“Chief Minister Bhupendra Patel has done good work and he would be repeated (for another term),” said Paatil when asked about who would be the party’s next chief minister, at a TV9 event. Patel, a first-time MLA, was the BJP’s surprise choice as chief minister following the resignation of Vijay Rupani in September last year.
Now, as Patel is apparently set to be the party’s face for the Gujarat elections, political experts assign a myriad of reasons to the choice. News18 explores some of them:
Why Bhupendra Was Chosen in the 1st Place Lends Clues…
To replace Rupani, Patel seemed like a near-ideal choice. According to reports, Patel has an unblemished image, and most importantly, he was the youngest candidate for the position. BJP leaders in New Delhi were quoted as saying by India Today that because he brought no baggage to the position, he would be ‘much easier to control and appease Patidar satraps through the party high command’. “A leader with a clean slate has an advantage. It aids in power balancing," a Delhi leader was quoted as saying.
Why Patels are Important
Patidars (or Patels) claim to be Lord Ram’s descendants. The community accounts for 12-14 per cent of the electorate but is extremely powerful, both financially and politically, and is spread throughout the state, with a concentration in north Gujarat and Saurashtra. In at least 70 of the 182 assembly segments, their votes determine the outcome. They are an important voting bloc for the BJP, accounting for one-third of its MLAs.
The Patidar community, which constitutes the BJP’s core vote bank, was seen as drifting away from it in recent years, a report by the Indian Express states. This was reflected in the February local body elections, where, despite the BJP winning almost all of the bodies, the Aam Aadmi Party (AAP) stormed into Surat, home to state party chief CR Paatil, to become the municipal corporation’s main opposition, fueled by anti-BJP Patidar votes.
The death of late BJP CM Keshubhai Patel last year left a void in the community, as he had dared to fight the BJP in 2012, backed by many of its Patidar leaders. Younger Patidar leaders had openly demanded that the next CM be elected from within the community, IE reported.
The BJP has also performed admirably in the two elections it has faced: those for the Gandhinagar Municipal Corporation and nearly 9,000 gramme panchayats. While the BJP won 41 of the 44 Gandhinagar corporation seats, it is estimated that it won more than 70% of the gram panchayat seats, which are not contested on party lines.
A ‘Steady Term’?
According to another report by the Indian Express, the BJP has also performed well in the two elections it has faced under Bhupendra: those for the Gandhinagar Municipal Corporation and nearly 9,000 gram panchayats. While the BJP won 41 of the 44 Gandhinagar corporation seats, it is estimated that it won more than 70% of the gramme panchayat seats, which are not contested on party lines, the report said.
The report also quotes a senior party office-bearer as saying that the ‘CM is a man who takes decisions slowly but steadily, keeping to his “limitations”.

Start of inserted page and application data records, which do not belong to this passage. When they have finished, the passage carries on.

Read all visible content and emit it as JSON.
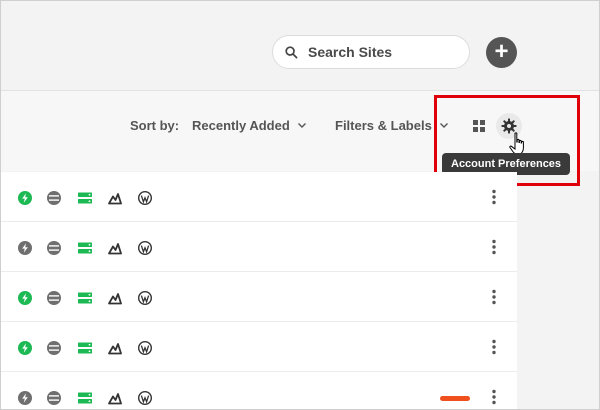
{
  "search": {
    "placeholder": "Search Sites"
  },
  "toolbar": {
    "sort_label": "Sort by:",
    "sort_value": "Recently Added",
    "filters_label": "Filters & Labels",
    "tooltip": "Account Preferences"
  },
  "colors": {
    "accent_green": "#1db954",
    "inactive_gray": "#6f6f6f",
    "highlight_red": "#e0000a",
    "bar_orange": "#f0501e"
  },
  "rows": [
    {
      "performance_active": true
    },
    {
      "performance_active": false
    },
    {
      "performance_active": true
    },
    {
      "performance_active": true
    },
    {
      "performance_active": false,
      "status_bar_color": "#f0501e"
    }
  ]
}
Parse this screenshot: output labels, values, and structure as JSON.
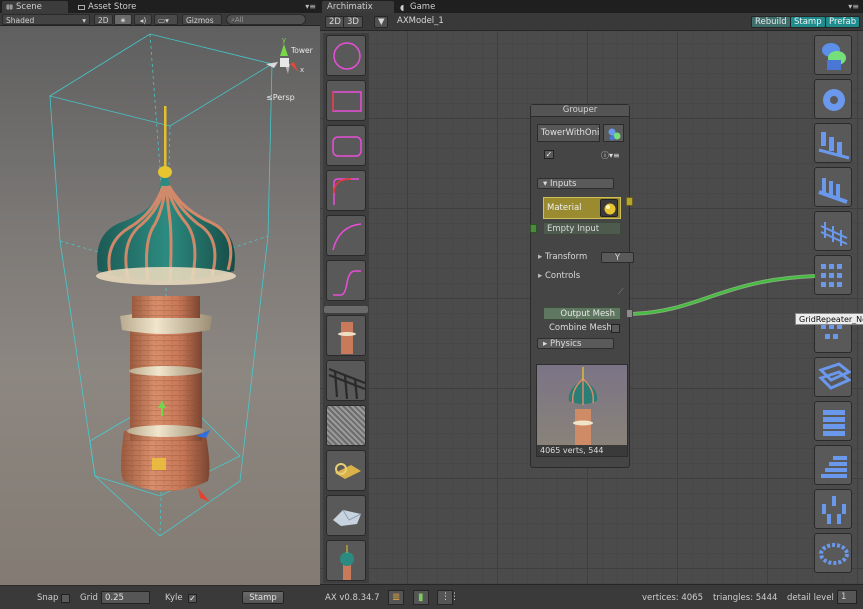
{
  "scene": {
    "tabs": [
      {
        "label": "Scene",
        "icon": "grid-icon"
      },
      {
        "label": "Asset Store",
        "icon": "store-icon"
      }
    ],
    "toolbar": {
      "shading": "Shaded",
      "mode2d": "2D",
      "gizmos": "Gizmos",
      "search_placeholder": "All"
    },
    "gizmo": {
      "object_label": "Tower",
      "projection": "Persp",
      "axes": [
        "x",
        "y",
        "z"
      ]
    },
    "bottom": {
      "snap_label": "Snap",
      "grid_label": "Grid",
      "grid_value": "0.25",
      "kyle_label": "Kyle",
      "kyle_checked": "✓",
      "stamp_label": "Stamp"
    }
  },
  "archimatix": {
    "tabs": [
      {
        "label": "Archimatix",
        "icon": "archimatix-icon"
      },
      {
        "label": "Game",
        "icon": "game-icon"
      }
    ],
    "header": {
      "btn2d": "2D",
      "btn3d": "3D",
      "model_name": "AXModel_1",
      "rebuild": "Rebuild",
      "stamp": "Stamp",
      "prefab": "Prefab"
    },
    "node": {
      "title": "Grouper",
      "name_field": "TowerWithOni",
      "checkbox": "✓",
      "inputs_label": "Inputs",
      "material_label": "Material",
      "empty_input_label": "Empty Input",
      "transform_label": "Transform",
      "transform_axis": "Y",
      "controls_label": "Controls",
      "output_mesh_label": "Output Mesh",
      "combine_label": "Combine Meshe",
      "physics_label": "Physics",
      "stats": "4065 verts, 544"
    },
    "tooltip": "GridRepeater_No",
    "status": {
      "version": "AX v0.8.34.7",
      "vertices": "vertices: 4065",
      "triangles": "triangles: 5444",
      "detail_label": "detail level",
      "detail_value": "1"
    },
    "left_palette": [
      "circle-shape",
      "rectangle-shape",
      "rounded-rect-shape",
      "corner-arc-shape",
      "curve-shape",
      "s-curve-shape",
      "tower-thumb",
      "truss-thumb",
      "texture-thumb",
      "key-thumb",
      "rock-thumb",
      "onion-tower-thumb"
    ],
    "right_palette": [
      "extrude-icon",
      "lathe-icon",
      "repeater-icon",
      "repeater-2-icon",
      "fence-icon",
      "grid-repeater-icon",
      "floor-repeater-icon",
      "grid-frame-icon",
      "stack-icon",
      "stairs-icon",
      "radial-icon",
      "ring-icon"
    ]
  },
  "colors": {
    "accent_teal": "#1f8c8e",
    "material_yellow": "#9a8b31",
    "wire_green": "#6fd86a"
  }
}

The adds that he does not believe the Bhupendra Patel government was appointed in the hope of “performing a miracle," pointing out that the brief was clear: to make no major mistakes.
The leader further says that given Bhupendra’s lack of experience in the top position and the current difficult times, he deserved credit for not making any bad decisions. “And when mistakes were made (such as the failure to appoint an OBC Commission in time to meet a court requirement, or the cattle Bill), damage control was done quickly," they said.
‘No Problem With What Anyone Eats’
Reports also credit Patel with not allowing his government to be ‘bogged down by unnecessary squabbles typically associated with the BJP and often sparked by its affiliated outfits’.
As an IE report argues, at the height of protests by some BJP leaders against non-veg food being sold on the streets, one of Patel’s most forceful public statements was that his government “had no problem with what anyone ate."